> [ABOUT THIS EXERCISE]: In the listing below, identify each line with the word "title" and return those lines.

> [INFORMATION PROVIDED]:
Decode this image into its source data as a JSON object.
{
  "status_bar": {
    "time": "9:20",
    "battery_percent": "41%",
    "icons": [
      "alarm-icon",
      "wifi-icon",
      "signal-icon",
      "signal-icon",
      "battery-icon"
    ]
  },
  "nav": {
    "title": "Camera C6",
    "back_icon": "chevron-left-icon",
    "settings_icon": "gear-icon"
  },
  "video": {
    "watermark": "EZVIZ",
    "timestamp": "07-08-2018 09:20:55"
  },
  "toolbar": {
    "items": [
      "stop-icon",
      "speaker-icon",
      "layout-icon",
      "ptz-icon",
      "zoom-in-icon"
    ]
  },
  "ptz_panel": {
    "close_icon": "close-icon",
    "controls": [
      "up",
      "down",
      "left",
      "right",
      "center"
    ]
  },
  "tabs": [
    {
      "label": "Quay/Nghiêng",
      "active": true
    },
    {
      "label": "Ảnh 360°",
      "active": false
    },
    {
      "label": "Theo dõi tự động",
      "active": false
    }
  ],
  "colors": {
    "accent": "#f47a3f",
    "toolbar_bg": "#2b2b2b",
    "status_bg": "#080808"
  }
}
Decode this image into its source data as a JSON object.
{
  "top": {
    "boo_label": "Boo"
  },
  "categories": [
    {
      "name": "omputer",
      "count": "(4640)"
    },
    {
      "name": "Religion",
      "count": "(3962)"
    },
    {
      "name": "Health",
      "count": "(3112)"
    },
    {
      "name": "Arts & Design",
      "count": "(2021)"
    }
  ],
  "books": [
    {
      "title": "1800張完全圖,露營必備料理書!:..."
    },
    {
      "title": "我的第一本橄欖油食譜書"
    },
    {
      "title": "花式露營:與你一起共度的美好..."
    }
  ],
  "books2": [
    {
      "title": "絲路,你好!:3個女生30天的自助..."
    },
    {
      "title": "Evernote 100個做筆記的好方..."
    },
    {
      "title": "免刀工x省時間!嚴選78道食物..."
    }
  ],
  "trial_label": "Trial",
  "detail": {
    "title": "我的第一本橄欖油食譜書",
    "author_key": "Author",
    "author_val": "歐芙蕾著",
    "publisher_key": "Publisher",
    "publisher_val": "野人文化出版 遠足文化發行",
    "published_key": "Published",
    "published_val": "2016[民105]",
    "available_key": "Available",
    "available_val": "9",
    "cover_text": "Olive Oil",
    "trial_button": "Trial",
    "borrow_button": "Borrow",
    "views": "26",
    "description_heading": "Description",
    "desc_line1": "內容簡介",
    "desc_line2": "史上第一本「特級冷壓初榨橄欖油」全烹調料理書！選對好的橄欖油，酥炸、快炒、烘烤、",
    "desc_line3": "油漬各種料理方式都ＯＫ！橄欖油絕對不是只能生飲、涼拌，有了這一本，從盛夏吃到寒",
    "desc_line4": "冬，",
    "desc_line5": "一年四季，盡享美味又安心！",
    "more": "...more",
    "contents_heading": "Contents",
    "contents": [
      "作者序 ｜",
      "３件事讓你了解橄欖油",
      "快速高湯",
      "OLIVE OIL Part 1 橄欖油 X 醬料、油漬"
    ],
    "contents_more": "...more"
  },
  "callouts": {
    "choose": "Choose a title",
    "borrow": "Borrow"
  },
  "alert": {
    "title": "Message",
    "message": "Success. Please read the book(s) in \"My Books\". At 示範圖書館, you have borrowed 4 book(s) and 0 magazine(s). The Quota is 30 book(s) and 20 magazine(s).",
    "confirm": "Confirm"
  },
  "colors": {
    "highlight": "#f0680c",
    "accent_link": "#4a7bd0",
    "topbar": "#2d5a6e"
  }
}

> [SOLUTION FOR THIS EXERCISE]:
    "title": "Camera C6",
      "title": "1800張完全圖,露營必備料理書!:..."
      "title": "我的第一本橄欖油食譜書"
      "title": "花式露營:與你一起共度的美好..."
      "title": "絲路,你好!:3個女生30天的自助..."
      "title": "Evernote 100個做筆記的好方..."
      "title": "免刀工x省時間!嚴選78道食物..."
    "title": "我的第一本橄欖油食譜書",
    "choose": "Choose a title",
    "title": "Message",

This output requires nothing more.